***** INFORMATION GIVEN *****

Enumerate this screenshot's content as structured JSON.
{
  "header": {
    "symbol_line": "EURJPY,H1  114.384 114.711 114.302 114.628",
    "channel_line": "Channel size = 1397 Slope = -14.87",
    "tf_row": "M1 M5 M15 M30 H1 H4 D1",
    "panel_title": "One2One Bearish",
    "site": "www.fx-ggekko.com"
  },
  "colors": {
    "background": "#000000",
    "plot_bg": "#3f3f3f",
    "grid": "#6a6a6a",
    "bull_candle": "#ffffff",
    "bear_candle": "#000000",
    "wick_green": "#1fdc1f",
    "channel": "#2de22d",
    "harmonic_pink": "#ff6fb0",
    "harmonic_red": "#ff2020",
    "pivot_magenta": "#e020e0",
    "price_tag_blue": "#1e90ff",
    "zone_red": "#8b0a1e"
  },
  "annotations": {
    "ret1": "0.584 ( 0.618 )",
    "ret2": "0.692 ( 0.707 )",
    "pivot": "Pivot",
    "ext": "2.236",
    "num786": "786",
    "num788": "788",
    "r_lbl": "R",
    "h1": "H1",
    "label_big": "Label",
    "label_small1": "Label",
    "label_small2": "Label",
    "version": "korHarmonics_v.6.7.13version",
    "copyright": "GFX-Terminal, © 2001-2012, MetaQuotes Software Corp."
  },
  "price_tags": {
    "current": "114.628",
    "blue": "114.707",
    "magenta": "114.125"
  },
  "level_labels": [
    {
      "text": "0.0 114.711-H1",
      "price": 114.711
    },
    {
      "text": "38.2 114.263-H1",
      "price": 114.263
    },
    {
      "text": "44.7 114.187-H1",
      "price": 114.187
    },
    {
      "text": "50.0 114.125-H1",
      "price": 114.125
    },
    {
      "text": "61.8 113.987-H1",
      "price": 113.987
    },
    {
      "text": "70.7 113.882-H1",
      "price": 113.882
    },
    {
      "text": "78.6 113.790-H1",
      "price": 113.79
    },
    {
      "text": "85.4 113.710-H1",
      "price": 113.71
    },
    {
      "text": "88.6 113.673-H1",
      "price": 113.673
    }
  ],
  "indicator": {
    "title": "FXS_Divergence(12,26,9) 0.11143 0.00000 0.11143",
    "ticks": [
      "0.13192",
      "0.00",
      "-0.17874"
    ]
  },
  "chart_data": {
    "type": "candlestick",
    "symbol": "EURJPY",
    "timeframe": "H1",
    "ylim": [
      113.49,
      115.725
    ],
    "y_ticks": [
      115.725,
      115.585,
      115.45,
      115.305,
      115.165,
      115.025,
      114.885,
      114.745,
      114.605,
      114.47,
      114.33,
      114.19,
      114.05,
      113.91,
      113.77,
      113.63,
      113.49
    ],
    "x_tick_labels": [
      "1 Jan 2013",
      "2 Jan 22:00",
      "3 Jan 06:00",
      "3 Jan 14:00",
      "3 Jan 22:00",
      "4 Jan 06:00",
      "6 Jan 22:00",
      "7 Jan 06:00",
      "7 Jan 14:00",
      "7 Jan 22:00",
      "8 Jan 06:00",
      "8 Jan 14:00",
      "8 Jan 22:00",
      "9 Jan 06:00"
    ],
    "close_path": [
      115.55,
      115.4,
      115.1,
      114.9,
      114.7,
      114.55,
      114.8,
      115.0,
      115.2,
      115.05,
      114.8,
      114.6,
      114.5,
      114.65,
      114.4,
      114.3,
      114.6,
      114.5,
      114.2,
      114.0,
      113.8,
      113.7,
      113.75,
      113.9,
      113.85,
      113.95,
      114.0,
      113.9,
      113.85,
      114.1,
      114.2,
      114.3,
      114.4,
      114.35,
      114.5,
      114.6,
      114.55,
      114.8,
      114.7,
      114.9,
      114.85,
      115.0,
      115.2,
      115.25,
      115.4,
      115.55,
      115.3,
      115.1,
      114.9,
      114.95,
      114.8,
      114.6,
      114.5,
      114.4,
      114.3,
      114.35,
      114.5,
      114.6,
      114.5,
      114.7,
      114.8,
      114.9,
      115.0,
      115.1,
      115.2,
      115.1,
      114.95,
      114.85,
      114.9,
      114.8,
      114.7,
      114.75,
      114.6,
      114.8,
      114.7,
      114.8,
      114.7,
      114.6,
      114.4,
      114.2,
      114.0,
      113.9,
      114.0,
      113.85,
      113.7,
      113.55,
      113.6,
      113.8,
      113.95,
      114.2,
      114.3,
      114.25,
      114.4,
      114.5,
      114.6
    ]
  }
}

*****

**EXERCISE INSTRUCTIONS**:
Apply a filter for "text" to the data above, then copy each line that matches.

**SOLVED EXERCISE**:
      "text": "0.0 114.711-H1",
      "text": "38.2 114.263-H1",
      "text": "44.7 114.187-H1",
      "text": "50.0 114.125-H1",
      "text": "61.8 113.987-H1",
      "text": "70.7 113.882-H1",
      "text": "78.6 113.790-H1",
      "text": "85.4 113.710-H1",
      "text": "88.6 113.673-H1",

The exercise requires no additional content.